Choirs are cool. It’s official. And more and more people want to join singing groups. So there’s never been a better time to set up your own community choir. But where do you start? Well this blog should help with the very first bit (although it is in no way definitive – but there are links to other resources at the end).

What is a community choir?

First and foremost – a community choir should be open to anybody who wants to sing. Nobody is excluded. There are no auditions (as we know from blog post – everyone is able to sing). The main initial purpose for the choir should be to bring together a community. A group of people singing together, who love music, is sure to create a sense of community. This is something that your community choir should strive for. So start with a core team of foot soldiers (in other words, some kind of organising committee). Initially they can spread the word locally. As the choir grows they can switch to the choir as a whole, run social events and help to publicise events. Your community choir is part of a wider community. This will become a focal point for the local community and public performances, raising money for local charities, setting up concerts for local schools, care homes, etc., will become a big part of what you do. You may end up representing the community to a wider audience.

The to do list:

Find somewhere to sing – think about the size the choir might end up being. Then find somewhere that will grow as you do. Local WMC’s, community halls, school halls are all good. Factor in the cost.

Find something to sing – even community choirs need to pay for music. There are a lot of free online resources out there, but you might find that they are not right for your choir. Keep it simple is the motto at the start. Music written for schools (with themes that are not too child centric) are a good place to start. Song Library have a range of music that is downloadable and perfect to start in unison, splitting into two, or even three parts when ready.

Decide when and how often you will meet – sessions should definitely be fun to start with – so don’t make them too long. But keeping them as a regular event will build confidence, knowledge and commitment. Don’t forget to build a break into the middle, then encourage this break as the social time for the choir.

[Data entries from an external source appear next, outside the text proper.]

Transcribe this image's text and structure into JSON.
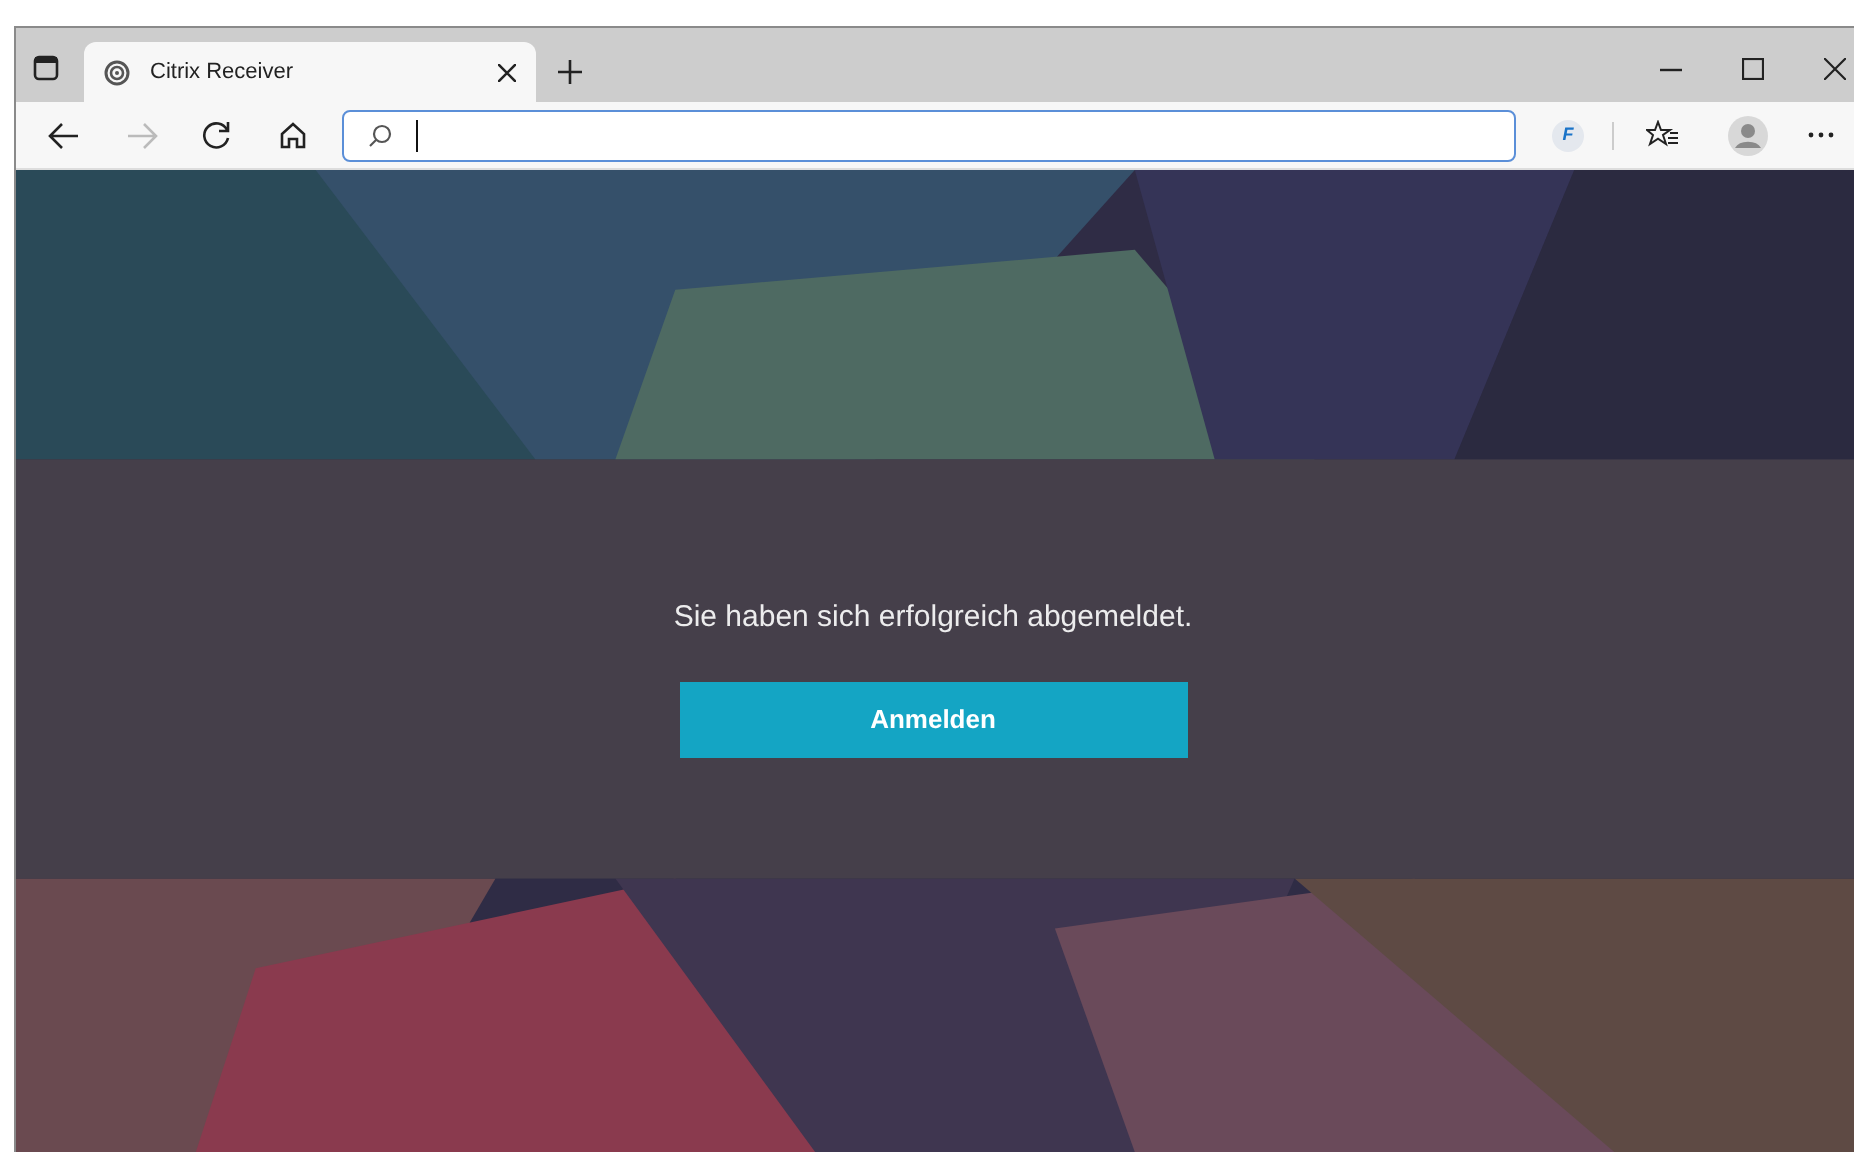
{
  "tabs": [
    {
      "title": "Citrix Receiver",
      "selected": true
    }
  ],
  "address_bar": {
    "focused": true
  },
  "extension_badge": "F",
  "message": "Sie haben sich erfolgreich abgemeldet.",
  "sign_in_button": "Anmelden"
}
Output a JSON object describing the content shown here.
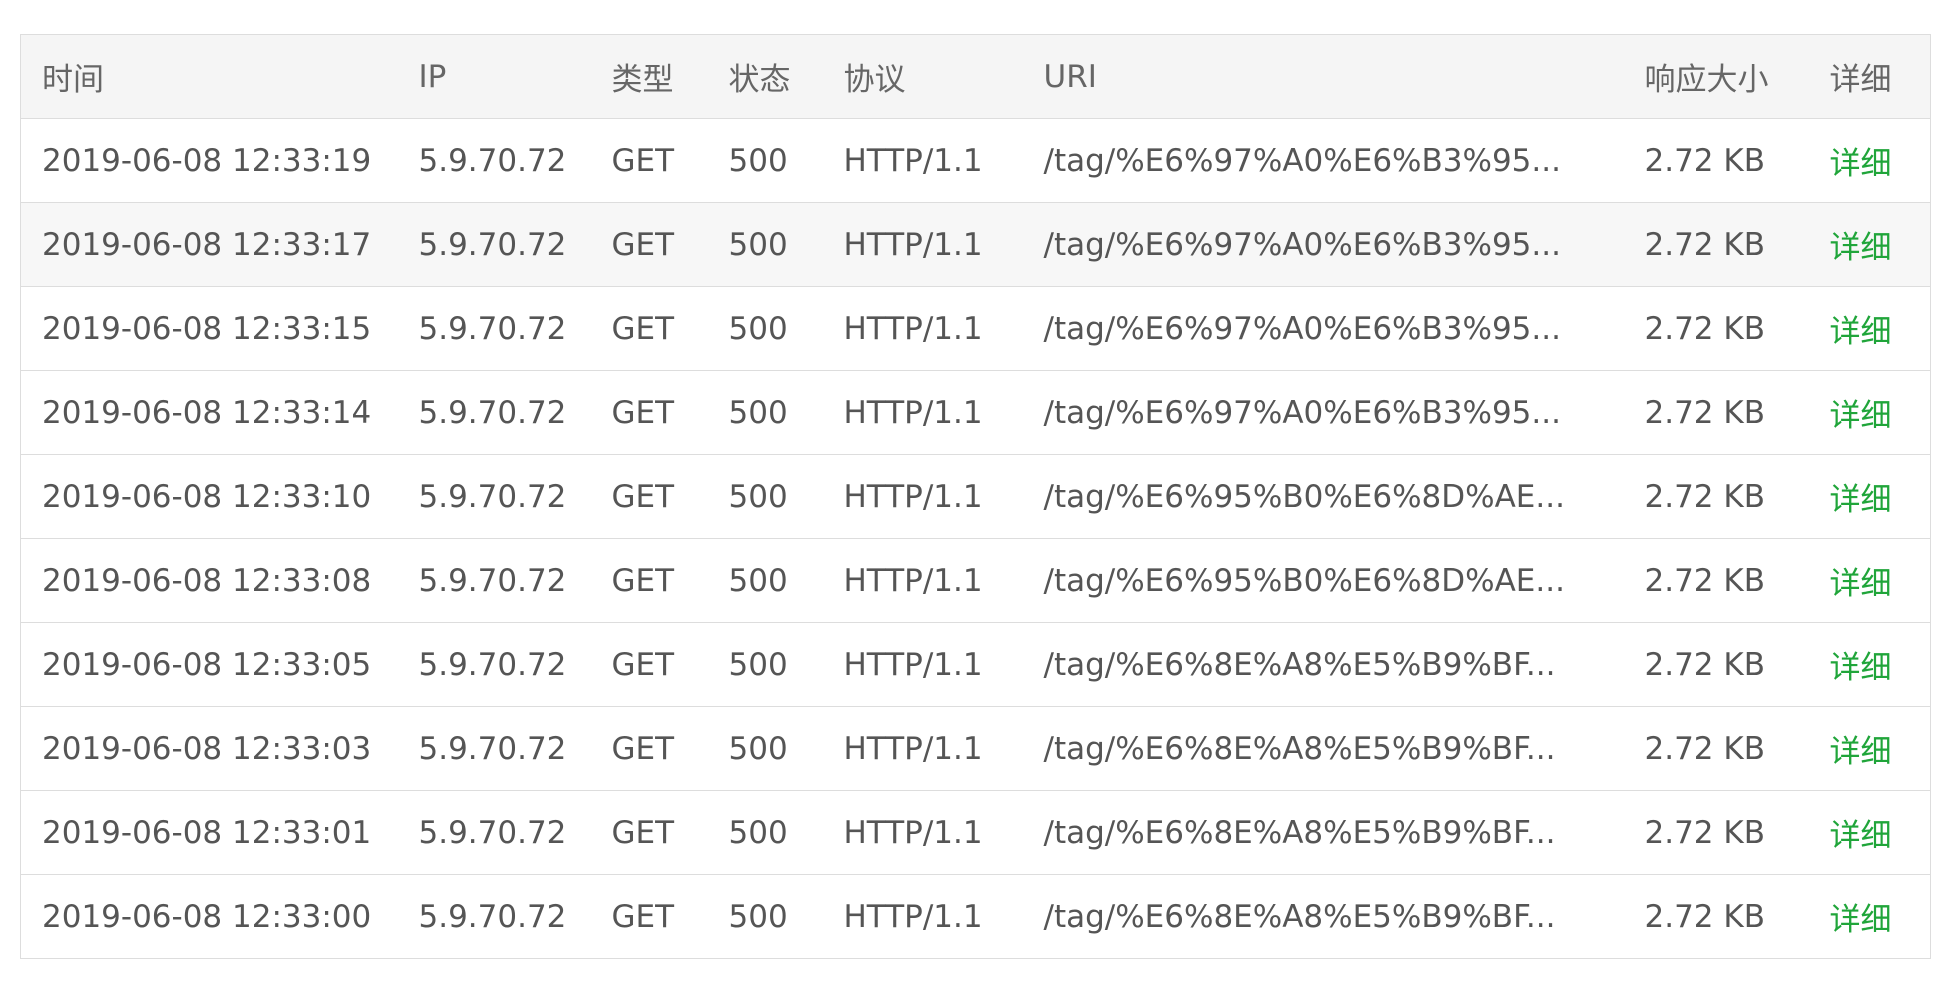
{
  "columns": {
    "time": "时间",
    "ip": "IP",
    "type": "类型",
    "status": "状态",
    "protocol": "协议",
    "uri": "URI",
    "size": "响应大小",
    "detail": "详细"
  },
  "rows": [
    {
      "time": "2019-06-08 12:33:19",
      "ip": "5.9.70.72",
      "type": "GET",
      "status": "500",
      "protocol": "HTTP/1.1",
      "uri": "/tag/%E6%97%A0%E6%B3%95...",
      "size": "2.72 KB",
      "detail": "详细"
    },
    {
      "time": "2019-06-08 12:33:17",
      "ip": "5.9.70.72",
      "type": "GET",
      "status": "500",
      "protocol": "HTTP/1.1",
      "uri": "/tag/%E6%97%A0%E6%B3%95...",
      "size": "2.72 KB",
      "detail": "详细"
    },
    {
      "time": "2019-06-08 12:33:15",
      "ip": "5.9.70.72",
      "type": "GET",
      "status": "500",
      "protocol": "HTTP/1.1",
      "uri": "/tag/%E6%97%A0%E6%B3%95...",
      "size": "2.72 KB",
      "detail": "详细"
    },
    {
      "time": "2019-06-08 12:33:14",
      "ip": "5.9.70.72",
      "type": "GET",
      "status": "500",
      "protocol": "HTTP/1.1",
      "uri": "/tag/%E6%97%A0%E6%B3%95...",
      "size": "2.72 KB",
      "detail": "详细"
    },
    {
      "time": "2019-06-08 12:33:10",
      "ip": "5.9.70.72",
      "type": "GET",
      "status": "500",
      "protocol": "HTTP/1.1",
      "uri": "/tag/%E6%95%B0%E6%8D%AE...",
      "size": "2.72 KB",
      "detail": "详细"
    },
    {
      "time": "2019-06-08 12:33:08",
      "ip": "5.9.70.72",
      "type": "GET",
      "status": "500",
      "protocol": "HTTP/1.1",
      "uri": "/tag/%E6%95%B0%E6%8D%AE...",
      "size": "2.72 KB",
      "detail": "详细"
    },
    {
      "time": "2019-06-08 12:33:05",
      "ip": "5.9.70.72",
      "type": "GET",
      "status": "500",
      "protocol": "HTTP/1.1",
      "uri": "/tag/%E6%8E%A8%E5%B9%BF...",
      "size": "2.72 KB",
      "detail": "详细"
    },
    {
      "time": "2019-06-08 12:33:03",
      "ip": "5.9.70.72",
      "type": "GET",
      "status": "500",
      "protocol": "HTTP/1.1",
      "uri": "/tag/%E6%8E%A8%E5%B9%BF...",
      "size": "2.72 KB",
      "detail": "详细"
    },
    {
      "time": "2019-06-08 12:33:01",
      "ip": "5.9.70.72",
      "type": "GET",
      "status": "500",
      "protocol": "HTTP/1.1",
      "uri": "/tag/%E6%8E%A8%E5%B9%BF...",
      "size": "2.72 KB",
      "detail": "详细"
    },
    {
      "time": "2019-06-08 12:33:00",
      "ip": "5.9.70.72",
      "type": "GET",
      "status": "500",
      "protocol": "HTTP/1.1",
      "uri": "/tag/%E6%8E%A8%E5%B9%BF...",
      "size": "2.72 KB",
      "detail": "详细"
    }
  ],
  "colors": {
    "header_bg": "#f5f5f5",
    "striped_row_bg": "#f7f7f7",
    "text": "#555555",
    "link": "#20a53a",
    "border": "#dddddd"
  }
}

Talk to your local media – Find the best contact at your local paper/radio station and let them know what you are setting up – and keep them informed of all developments, concerts, events. Write a small press release for everything you do.